(App and web page records)

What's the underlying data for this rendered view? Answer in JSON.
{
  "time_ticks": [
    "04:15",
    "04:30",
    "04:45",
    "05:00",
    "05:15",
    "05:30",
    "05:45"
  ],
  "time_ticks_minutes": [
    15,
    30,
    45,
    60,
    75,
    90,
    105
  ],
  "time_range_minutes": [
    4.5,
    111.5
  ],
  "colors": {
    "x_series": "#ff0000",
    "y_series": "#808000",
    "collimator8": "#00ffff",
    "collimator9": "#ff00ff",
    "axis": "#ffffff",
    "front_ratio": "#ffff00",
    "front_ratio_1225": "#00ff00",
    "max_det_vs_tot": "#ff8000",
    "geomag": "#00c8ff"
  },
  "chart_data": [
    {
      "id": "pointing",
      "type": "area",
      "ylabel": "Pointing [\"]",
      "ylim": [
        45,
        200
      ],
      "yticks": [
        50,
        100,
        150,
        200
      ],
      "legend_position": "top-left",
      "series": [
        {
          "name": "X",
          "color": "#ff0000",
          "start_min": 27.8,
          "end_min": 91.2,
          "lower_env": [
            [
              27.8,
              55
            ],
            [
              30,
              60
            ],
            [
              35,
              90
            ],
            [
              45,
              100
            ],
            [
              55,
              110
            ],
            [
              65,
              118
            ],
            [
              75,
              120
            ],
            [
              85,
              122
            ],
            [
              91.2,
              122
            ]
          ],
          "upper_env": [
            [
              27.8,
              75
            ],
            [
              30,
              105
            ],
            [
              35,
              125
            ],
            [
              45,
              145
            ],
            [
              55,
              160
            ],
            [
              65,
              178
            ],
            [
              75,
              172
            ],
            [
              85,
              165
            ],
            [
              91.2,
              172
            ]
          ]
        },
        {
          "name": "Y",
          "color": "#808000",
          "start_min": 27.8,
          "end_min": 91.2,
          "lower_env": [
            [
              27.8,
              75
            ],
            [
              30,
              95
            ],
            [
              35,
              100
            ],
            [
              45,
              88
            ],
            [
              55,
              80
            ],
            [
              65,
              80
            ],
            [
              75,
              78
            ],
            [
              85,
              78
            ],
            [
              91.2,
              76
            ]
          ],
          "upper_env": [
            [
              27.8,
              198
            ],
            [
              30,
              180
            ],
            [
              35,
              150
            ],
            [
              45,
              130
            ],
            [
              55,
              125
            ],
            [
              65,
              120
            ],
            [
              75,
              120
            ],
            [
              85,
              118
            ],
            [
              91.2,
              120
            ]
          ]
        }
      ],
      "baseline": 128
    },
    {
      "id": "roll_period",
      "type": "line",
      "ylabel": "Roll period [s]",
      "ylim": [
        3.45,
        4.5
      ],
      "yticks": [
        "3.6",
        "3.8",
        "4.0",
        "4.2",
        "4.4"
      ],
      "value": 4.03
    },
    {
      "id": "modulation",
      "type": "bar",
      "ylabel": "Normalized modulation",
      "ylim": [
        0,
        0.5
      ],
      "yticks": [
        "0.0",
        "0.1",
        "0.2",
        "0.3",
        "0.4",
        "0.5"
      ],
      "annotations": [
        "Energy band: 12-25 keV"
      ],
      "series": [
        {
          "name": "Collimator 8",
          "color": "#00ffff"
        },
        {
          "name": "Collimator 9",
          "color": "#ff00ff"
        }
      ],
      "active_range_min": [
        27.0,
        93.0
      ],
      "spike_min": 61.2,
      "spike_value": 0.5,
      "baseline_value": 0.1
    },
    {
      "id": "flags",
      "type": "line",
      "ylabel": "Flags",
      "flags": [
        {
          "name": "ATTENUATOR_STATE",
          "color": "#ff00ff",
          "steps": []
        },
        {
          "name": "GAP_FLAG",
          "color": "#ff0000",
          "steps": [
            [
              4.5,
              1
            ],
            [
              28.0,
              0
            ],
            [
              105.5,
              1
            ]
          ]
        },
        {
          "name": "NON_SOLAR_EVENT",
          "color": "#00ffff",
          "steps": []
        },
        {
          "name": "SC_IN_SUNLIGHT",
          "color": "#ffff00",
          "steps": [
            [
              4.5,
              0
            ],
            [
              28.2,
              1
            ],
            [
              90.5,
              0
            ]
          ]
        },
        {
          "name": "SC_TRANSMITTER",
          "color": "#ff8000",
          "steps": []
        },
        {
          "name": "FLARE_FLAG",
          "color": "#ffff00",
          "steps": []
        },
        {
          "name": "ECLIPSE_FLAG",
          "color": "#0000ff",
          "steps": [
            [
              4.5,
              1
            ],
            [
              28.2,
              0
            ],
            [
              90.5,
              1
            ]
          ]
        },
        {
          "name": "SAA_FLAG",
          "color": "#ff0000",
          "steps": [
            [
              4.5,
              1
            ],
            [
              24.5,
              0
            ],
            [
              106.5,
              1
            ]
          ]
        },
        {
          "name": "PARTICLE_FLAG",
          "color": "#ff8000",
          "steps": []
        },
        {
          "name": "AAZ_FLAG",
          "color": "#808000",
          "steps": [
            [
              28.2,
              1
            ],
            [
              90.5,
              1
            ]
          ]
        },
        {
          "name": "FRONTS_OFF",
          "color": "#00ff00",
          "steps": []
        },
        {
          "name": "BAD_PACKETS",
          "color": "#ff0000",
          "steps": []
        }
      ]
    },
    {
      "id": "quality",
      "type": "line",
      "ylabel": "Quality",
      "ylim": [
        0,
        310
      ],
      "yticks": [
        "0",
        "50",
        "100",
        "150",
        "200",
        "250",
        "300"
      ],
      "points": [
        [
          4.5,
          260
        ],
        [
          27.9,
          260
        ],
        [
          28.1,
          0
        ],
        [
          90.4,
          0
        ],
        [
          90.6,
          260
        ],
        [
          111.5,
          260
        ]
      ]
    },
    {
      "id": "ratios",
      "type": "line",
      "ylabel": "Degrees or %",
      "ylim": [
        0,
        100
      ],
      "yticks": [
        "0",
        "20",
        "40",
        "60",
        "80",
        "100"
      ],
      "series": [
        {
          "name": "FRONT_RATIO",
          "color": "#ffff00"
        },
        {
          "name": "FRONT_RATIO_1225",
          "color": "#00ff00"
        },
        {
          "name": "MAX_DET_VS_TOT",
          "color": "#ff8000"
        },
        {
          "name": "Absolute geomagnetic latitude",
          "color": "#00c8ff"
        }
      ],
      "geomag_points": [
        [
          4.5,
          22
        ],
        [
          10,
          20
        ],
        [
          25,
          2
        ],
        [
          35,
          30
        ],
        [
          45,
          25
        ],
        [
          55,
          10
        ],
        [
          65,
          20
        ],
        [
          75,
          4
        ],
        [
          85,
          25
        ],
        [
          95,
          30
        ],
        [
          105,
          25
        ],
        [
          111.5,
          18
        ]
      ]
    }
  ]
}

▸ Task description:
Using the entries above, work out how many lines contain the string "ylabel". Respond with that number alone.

▸ Exercise solution:
6